Merrill a Discussant, Co-Chairs Panel at AAG Meeting
Professor of Africana Studies Heather Merrill served as a discussant for a session and also co-organized and co-chaired a panel discussion at the annual meeting of the Association of American Geographers (AAG) held March 28-April 1 in San Francisco.
In a session on “Rethinking ‘Europe’ through its borderlands,” Merrill commented on papers addressing everyday forms of inclusion and exclusion and how ‘Europe’ as a geo-body, a historical construct, a symbol and a relation, is currently being produced and reproduced through old and new encounters in its multiple and continuously evolving borderlands.
According to Merrill, “The papers offered new ways to map that decentered the binaries of periphery and center, there and here, the sacredness and purity of bounded national spaces and the cultural logic of us v. them.” She added, “One paper discussed the complexities of Black life worlds in Italy, and the need for alternative lexicons and praxes.”
The session was organized by graduate students at the University of California Berkeley. Participants also included assistant professors from New York and Rutgers Universities.
Merrill was also a co-organizer and co-chair of a panel on “Predian Geographies of Danger.” The panel included critical geographers, Michael Watts, Gillian Hart, Cindi Katz, Shiloh Krupar, Katharyne Mitchell and Richard Walker. They discussed their contributions, all involving analyses of power and inequality through ‘situated practices,’ in Merrill’s newly published co-edited volume, Spaces of Danger: Culture and Power in the Everyday.

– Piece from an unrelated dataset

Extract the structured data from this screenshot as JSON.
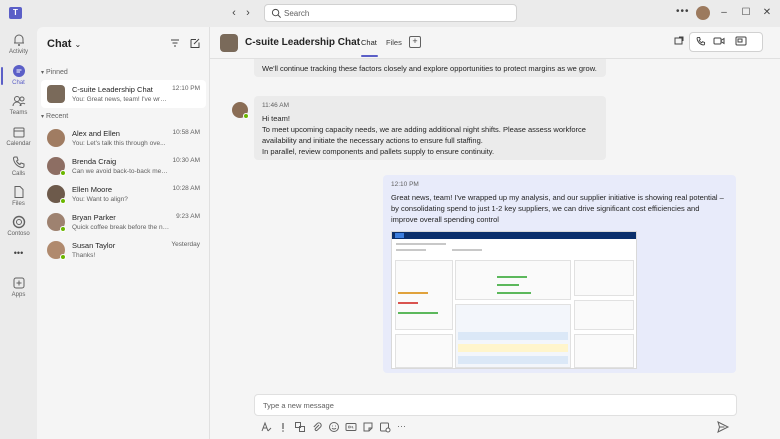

The panelists discussed the theoretical perspectives that informed their writing as it was influenced by what Merrill and co-editor Lisa Hoffman describe as the late Allan Pred’s “eclectic and spatialized cultural Marxism.” Topics included his focus on the past in the present, his engagement with the work of Walter Benjamin, and his interrogation of the “situated ignorances” that are part of a dangerous production and reproduction of power.